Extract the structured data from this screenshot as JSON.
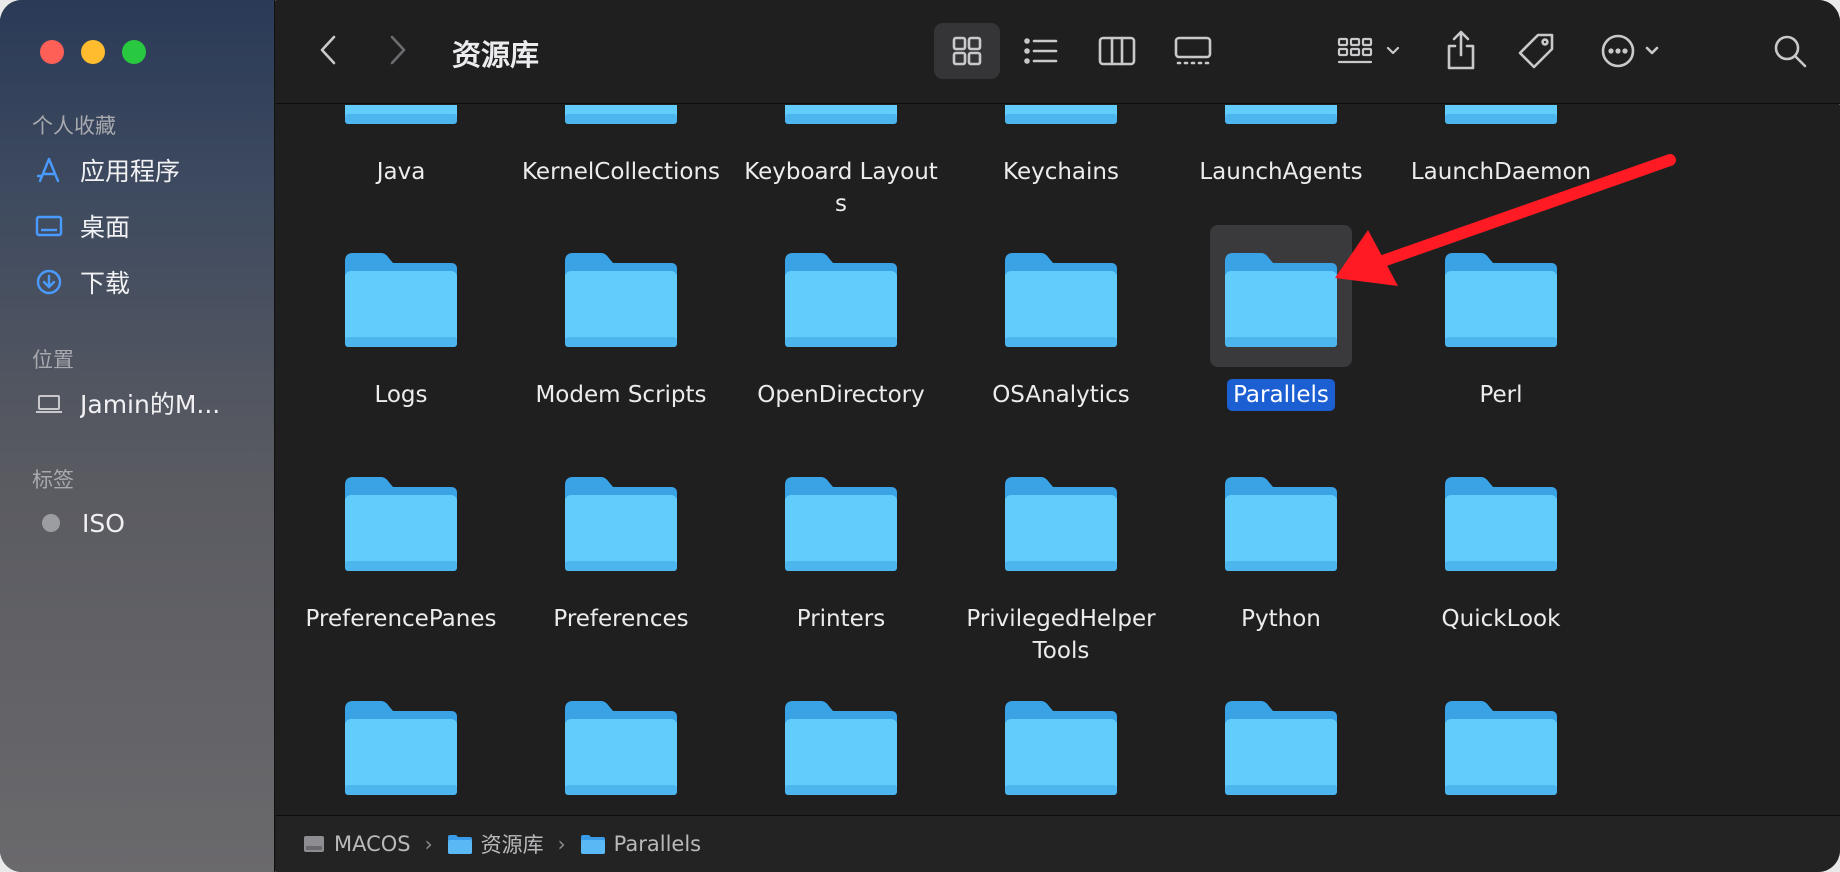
{
  "window": {
    "title": "资源库"
  },
  "sidebar": {
    "favorites_header": "个人收藏",
    "favorites": [
      {
        "label": "应用程序",
        "icon": "applications-icon"
      },
      {
        "label": "桌面",
        "icon": "desktop-icon"
      },
      {
        "label": "下载",
        "icon": "downloads-icon"
      }
    ],
    "locations_header": "位置",
    "locations": [
      {
        "label": "Jamin的M...",
        "icon": "laptop-icon"
      }
    ],
    "tags_header": "标签",
    "tags": [
      {
        "label": "ISO",
        "color": "#9c9da1"
      }
    ]
  },
  "toolbar": {
    "view_modes": [
      "icon-view",
      "list-view",
      "column-view",
      "gallery-view"
    ],
    "active_view": "icon-view"
  },
  "rows": [
    [
      "Java",
      "KernelCollections",
      "Keyboard Layouts",
      "Keychains",
      "LaunchAgents",
      "LaunchDaemon"
    ],
    [
      "Logs",
      "Modem Scripts",
      "OpenDirectory",
      "OSAnalytics",
      "Parallels",
      "Perl"
    ],
    [
      "PreferencePanes",
      "Preferences",
      "Printers",
      "PrivilegedHelperTools",
      "Python",
      "QuickLook"
    ],
    [
      "",
      "",
      "",
      "",
      "",
      ""
    ]
  ],
  "selected": "Parallels",
  "pathbar": [
    "MACOS",
    "资源库",
    "Parallels"
  ],
  "colors": {
    "accent": "#1c5fd3",
    "folder": "#5ac8fa",
    "annotation_arrow": "#ff1a24"
  }
}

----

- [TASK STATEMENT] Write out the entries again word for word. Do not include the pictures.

- [RESPONSE]
Extract the structured data from this screenshot as JSON.
{
  "window": {
    "title": "资源库"
  },
  "sidebar": {
    "favorites_header": "个人收藏",
    "favorites": [
      {
        "label": "应用程序",
        "icon": "applications-icon"
      },
      {
        "label": "桌面",
        "icon": "desktop-icon"
      },
      {
        "label": "下载",
        "icon": "downloads-icon"
      }
    ],
    "locations_header": "位置",
    "locations": [
      {
        "label": "Jamin的M...",
        "icon": "laptop-icon"
      }
    ],
    "tags_header": "标签",
    "tags": [
      {
        "label": "ISO",
        "color": "#9c9da1"
      }
    ]
  },
  "toolbar": {
    "view_modes": [
      "icon-view",
      "list-view",
      "column-view",
      "gallery-view"
    ],
    "active_view": "icon-view"
  },
  "rows": [
    [
      "Java",
      "KernelCollections",
      "Keyboard Layouts",
      "Keychains",
      "LaunchAgents",
      "LaunchDaemon"
    ],
    [
      "Logs",
      "Modem Scripts",
      "OpenDirectory",
      "OSAnalytics",
      "Parallels",
      "Perl"
    ],
    [
      "PreferencePanes",
      "Preferences",
      "Printers",
      "PrivilegedHelperTools",
      "Python",
      "QuickLook"
    ],
    [
      "",
      "",
      "",
      "",
      "",
      ""
    ]
  ],
  "selected": "Parallels",
  "pathbar": [
    "MACOS",
    "资源库",
    "Parallels"
  ],
  "colors": {
    "accent": "#1c5fd3",
    "folder": "#5ac8fa",
    "annotation_arrow": "#ff1a24"
  }
}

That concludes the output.